• ACTIVITY: Using the entries below, copy out all lines where "icon" is found.

Dataset rows describing interfaces
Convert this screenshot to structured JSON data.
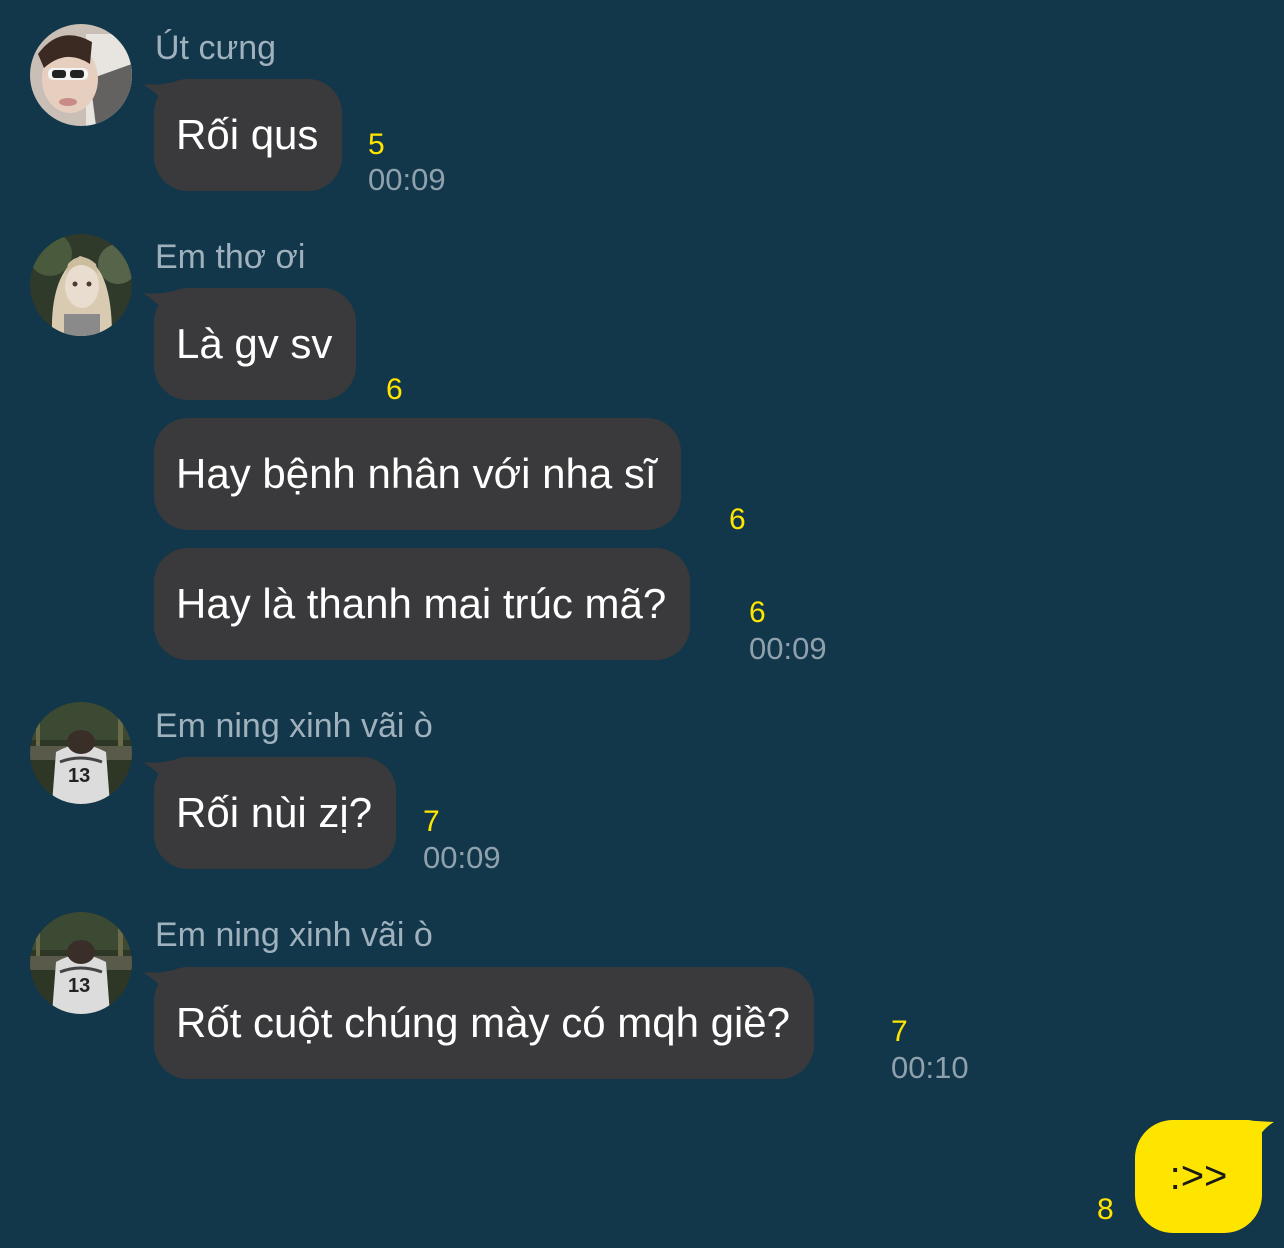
{
  "messages": [
    {
      "sender": "Út cưng",
      "avatar_icon": "avatar-girl-sunglasses-icon",
      "bubbles": [
        {
          "text": "Rối qus",
          "count": "5",
          "time": "00:09"
        }
      ]
    },
    {
      "sender": "Em thơ ơi",
      "avatar_icon": "avatar-blonde-girl-icon",
      "bubbles": [
        {
          "text": "Là gv sv",
          "count": "6"
        },
        {
          "text": "Hay bệnh nhân với nha sĩ",
          "count": "6"
        },
        {
          "text": "Hay là thanh mai trúc mã?",
          "count": "6",
          "time": "00:09"
        }
      ]
    },
    {
      "sender": "Em ning xinh vãi ò",
      "avatar_icon": "avatar-jersey-13-icon",
      "bubbles": [
        {
          "text": "Rối nùi zị?",
          "count": "7",
          "time": "00:09"
        }
      ]
    },
    {
      "sender": "Em ning xinh vãi ò",
      "avatar_icon": "avatar-jersey-13-icon",
      "bubbles": [
        {
          "text": "Rốt cuột chúng mày có mqh giề?",
          "count": "7",
          "time": "00:10"
        }
      ]
    }
  ],
  "my_message": {
    "text": ":>>",
    "count": "8"
  },
  "colors": {
    "background": "#12364a",
    "incoming_bubble": "#3a3a3c",
    "outgoing_bubble": "#fee500",
    "unread_count": "#ffe500",
    "timestamp": "#8fa1ad",
    "sender_name": "#9fb1bd"
  }
}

• COMPLETED EXERCISE:
      "avatar_icon": "avatar-girl-sunglasses-icon",
      "avatar_icon": "avatar-blonde-girl-icon",
      "avatar_icon": "avatar-jersey-13-icon",
      "avatar_icon": "avatar-jersey-13-icon",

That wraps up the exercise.